From the first line to the last, write out the listing exactly.

*WORKING DATA*
=== Section Start ===

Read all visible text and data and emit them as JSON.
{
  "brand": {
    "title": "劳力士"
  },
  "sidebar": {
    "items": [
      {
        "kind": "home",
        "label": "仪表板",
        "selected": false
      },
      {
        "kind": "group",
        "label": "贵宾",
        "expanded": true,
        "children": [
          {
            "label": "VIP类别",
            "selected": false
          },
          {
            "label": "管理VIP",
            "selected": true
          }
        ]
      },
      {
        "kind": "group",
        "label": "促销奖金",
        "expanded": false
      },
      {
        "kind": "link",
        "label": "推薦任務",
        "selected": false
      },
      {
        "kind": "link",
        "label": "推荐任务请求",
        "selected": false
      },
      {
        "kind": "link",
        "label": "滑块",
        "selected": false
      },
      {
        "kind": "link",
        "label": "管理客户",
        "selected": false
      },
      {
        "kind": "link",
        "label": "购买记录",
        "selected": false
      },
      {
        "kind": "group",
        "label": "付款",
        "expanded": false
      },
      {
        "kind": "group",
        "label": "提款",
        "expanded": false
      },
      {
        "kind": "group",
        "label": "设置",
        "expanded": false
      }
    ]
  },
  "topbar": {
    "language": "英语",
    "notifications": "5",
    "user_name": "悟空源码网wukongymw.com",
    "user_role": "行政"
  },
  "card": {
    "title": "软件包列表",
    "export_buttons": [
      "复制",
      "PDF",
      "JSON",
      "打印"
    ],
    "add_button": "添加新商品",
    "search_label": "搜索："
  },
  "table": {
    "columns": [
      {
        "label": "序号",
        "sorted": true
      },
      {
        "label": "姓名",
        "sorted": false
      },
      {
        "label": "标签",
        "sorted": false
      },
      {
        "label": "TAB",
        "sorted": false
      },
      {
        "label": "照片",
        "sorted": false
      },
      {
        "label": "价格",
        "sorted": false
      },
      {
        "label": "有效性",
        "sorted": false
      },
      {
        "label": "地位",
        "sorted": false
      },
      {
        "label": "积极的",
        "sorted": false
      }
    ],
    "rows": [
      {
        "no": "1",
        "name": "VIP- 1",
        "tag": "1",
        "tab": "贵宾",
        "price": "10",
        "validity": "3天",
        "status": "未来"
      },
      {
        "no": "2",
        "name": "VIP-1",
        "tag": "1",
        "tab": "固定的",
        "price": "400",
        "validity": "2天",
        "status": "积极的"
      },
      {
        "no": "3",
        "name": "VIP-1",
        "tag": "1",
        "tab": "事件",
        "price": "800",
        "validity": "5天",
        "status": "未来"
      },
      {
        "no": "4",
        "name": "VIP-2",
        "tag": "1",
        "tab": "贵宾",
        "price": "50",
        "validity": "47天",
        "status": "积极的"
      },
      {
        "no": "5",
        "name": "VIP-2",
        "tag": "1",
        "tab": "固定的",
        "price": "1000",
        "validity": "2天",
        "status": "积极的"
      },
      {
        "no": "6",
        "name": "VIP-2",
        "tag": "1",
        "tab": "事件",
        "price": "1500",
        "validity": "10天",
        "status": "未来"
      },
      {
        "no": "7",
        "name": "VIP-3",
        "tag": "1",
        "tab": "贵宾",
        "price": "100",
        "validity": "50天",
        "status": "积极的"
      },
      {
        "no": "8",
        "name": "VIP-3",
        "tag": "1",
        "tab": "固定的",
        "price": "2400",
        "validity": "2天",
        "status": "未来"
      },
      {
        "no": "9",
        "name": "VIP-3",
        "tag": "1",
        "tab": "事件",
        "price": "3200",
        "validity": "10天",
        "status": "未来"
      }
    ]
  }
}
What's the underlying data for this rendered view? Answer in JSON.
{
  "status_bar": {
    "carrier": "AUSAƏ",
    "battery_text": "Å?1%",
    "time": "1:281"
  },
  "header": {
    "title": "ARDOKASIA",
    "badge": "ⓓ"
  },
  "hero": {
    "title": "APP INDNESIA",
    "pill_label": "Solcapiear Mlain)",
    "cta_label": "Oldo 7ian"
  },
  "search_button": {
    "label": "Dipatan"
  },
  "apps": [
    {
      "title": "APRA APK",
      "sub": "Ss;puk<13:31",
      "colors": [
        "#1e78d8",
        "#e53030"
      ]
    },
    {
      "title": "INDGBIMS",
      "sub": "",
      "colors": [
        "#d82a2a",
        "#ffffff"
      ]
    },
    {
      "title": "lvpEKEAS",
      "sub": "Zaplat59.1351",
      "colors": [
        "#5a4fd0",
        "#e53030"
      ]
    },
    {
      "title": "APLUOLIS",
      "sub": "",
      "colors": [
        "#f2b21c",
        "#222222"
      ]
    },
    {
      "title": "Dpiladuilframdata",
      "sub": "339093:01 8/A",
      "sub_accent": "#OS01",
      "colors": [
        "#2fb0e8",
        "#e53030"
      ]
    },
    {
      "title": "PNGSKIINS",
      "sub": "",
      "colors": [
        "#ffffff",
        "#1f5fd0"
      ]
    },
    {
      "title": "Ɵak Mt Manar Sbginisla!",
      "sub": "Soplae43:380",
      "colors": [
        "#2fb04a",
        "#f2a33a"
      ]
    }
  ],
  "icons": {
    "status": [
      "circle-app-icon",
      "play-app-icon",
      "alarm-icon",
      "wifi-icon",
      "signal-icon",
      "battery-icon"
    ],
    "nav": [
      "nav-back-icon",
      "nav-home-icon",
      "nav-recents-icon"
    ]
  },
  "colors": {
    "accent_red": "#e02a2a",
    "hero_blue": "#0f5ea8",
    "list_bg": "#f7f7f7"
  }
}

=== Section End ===

*RESULT FOR THIS TASK*
Read all visible text and data and emit them as JSON.
{
  "brand": {
    "title": "劳力士"
  },
  "sidebar": {
    "items": [
      {
        "kind": "home",
        "label": "仪表板",
        "selected": false
      },
      {
        "kind": "group",
        "label": "贵宾",
        "expanded": true,
        "children": [
          {
            "label": "VIP类别",
            "selected": false
          },
          {
            "label": "管理VIP",
            "selected": true
          }
        ]
      },
      {
        "kind": "group",
        "label": "促销奖金",
        "expanded": false
      },
      {
        "kind": "link",
        "label": "推薦任務",
        "selected": false
      },
      {
        "kind": "link",
        "label": "推荐任务请求",
        "selected": false
      },
      {
        "kind": "link",
        "label": "滑块",
        "selected": false
      },
      {
        "kind": "link",
        "label": "管理客户",
        "selected": false
      },
      {
        "kind": "link",
        "label": "购买记录",
        "selected": false
      },
      {
        "kind": "group",
        "label": "付款",
        "expanded": false
      },
      {
        "kind": "group",
        "label": "提款",
        "expanded": false
      },
      {
        "kind": "group",
        "label": "设置",
        "expanded": false
      }
    ]
  },
  "topbar": {
    "language": "英语",
    "notifications": "5",
    "user_name": "悟空源码网wukongymw.com",
    "user_role": "行政"
  },
  "card": {
    "title": "软件包列表",
    "export_buttons": [
      "复制",
      "PDF",
      "JSON",
      "打印"
    ],
    "add_button": "添加新商品",
    "search_label": "搜索："
  },
  "table": {
    "columns": [
      {
        "label": "序号",
        "sorted": true
      },
      {
        "label": "姓名",
        "sorted": false
      },
      {
        "label": "标签",
        "sorted": false
      },
      {
        "label": "TAB",
        "sorted": false
      },
      {
        "label": "照片",
        "sorted": false
      },
      {
        "label": "价格",
        "sorted": false
      },
      {
        "label": "有效性",
        "sorted": false
      },
      {
        "label": "地位",
        "sorted": false
      },
      {
        "label": "积极的",
        "sorted": false
      }
    ],
    "rows": [
      {
        "no": "1",
        "name": "VIP- 1",
        "tag": "1",
        "tab": "贵宾",
        "price": "10",
        "validity": "3天",
        "status": "未来"
      },
      {
        "no": "2",
        "name": "VIP-1",
        "tag": "1",
        "tab": "固定的",
        "price": "400",
        "validity": "2天",
        "status": "积极的"
      },
      {
        "no": "3",
        "name": "VIP-1",
        "tag": "1",
        "tab": "事件",
        "price": "800",
        "validity": "5天",
        "status": "未来"
      },
      {
        "no": "4",
        "name": "VIP-2",
        "tag": "1",
        "tab": "贵宾",
        "price": "50",
        "validity": "47天",
        "status": "积极的"
      },
      {
        "no": "5",
        "name": "VIP-2",
        "tag": "1",
        "tab": "固定的",
        "price": "1000",
        "validity": "2天",
        "status": "积极的"
      },
      {
        "no": "6",
        "name": "VIP-2",
        "tag": "1",
        "tab": "事件",
        "price": "1500",
        "validity": "10天",
        "status": "未来"
      },
      {
        "no": "7",
        "name": "VIP-3",
        "tag": "1",
        "tab": "贵宾",
        "price": "100",
        "validity": "50天",
        "status": "积极的"
      },
      {
        "no": "8",
        "name": "VIP-3",
        "tag": "1",
        "tab": "固定的",
        "price": "2400",
        "validity": "2天",
        "status": "未来"
      },
      {
        "no": "9",
        "name": "VIP-3",
        "tag": "1",
        "tab": "事件",
        "price": "3200",
        "validity": "10天",
        "status": "未来"
      }
    ]
  }
}
What's the underlying data for this rendered view? Answer in JSON.
{
  "status_bar": {
    "carrier": "AUSAƏ",
    "battery_text": "Å?1%",
    "time": "1:281"
  },
  "header": {
    "title": "ARDOKASIA",
    "badge": "ⓓ"
  },
  "hero": {
    "title": "APP INDNESIA",
    "pill_label": "Solcapiear Mlain)",
    "cta_label": "Oldo 7ian"
  },
  "search_button": {
    "label": "Dipatan"
  },
  "apps": [
    {
      "title": "APRA APK",
      "sub": "Ss;puk<13:31",
      "colors": [
        "#1e78d8",
        "#e53030"
      ]
    },
    {
      "title": "INDGBIMS",
      "sub": "",
      "colors": [
        "#d82a2a",
        "#ffffff"
      ]
    },
    {
      "title": "lvpEKEAS",
      "sub": "Zaplat59.1351",
      "colors": [
        "#5a4fd0",
        "#e53030"
      ]
    },
    {
      "title": "APLUOLIS",
      "sub": "",
      "colors": [
        "#f2b21c",
        "#222222"
      ]
    },
    {
      "title": "Dpiladuilframdata",
      "sub": "339093:01 8/A",
      "sub_accent": "#OS01",
      "colors": [
        "#2fb0e8",
        "#e53030"
      ]
    },
    {
      "title": "PNGSKIINS",
      "sub": "",
      "colors": [
        "#ffffff",
        "#1f5fd0"
      ]
    },
    {
      "title": "Ɵak Mt Manar Sbginisla!",
      "sub": "Soplae43:380",
      "colors": [
        "#2fb04a",
        "#f2a33a"
      ]
    }
  ],
  "icons": {
    "status": [
      "circle-app-icon",
      "play-app-icon",
      "alarm-icon",
      "wifi-icon",
      "signal-icon",
      "battery-icon"
    ],
    "nav": [
      "nav-back-icon",
      "nav-home-icon",
      "nav-recents-icon"
    ]
  },
  "colors": {
    "accent_red": "#e02a2a",
    "hero_blue": "#0f5ea8",
    "list_bg": "#f7f7f7"
  }
}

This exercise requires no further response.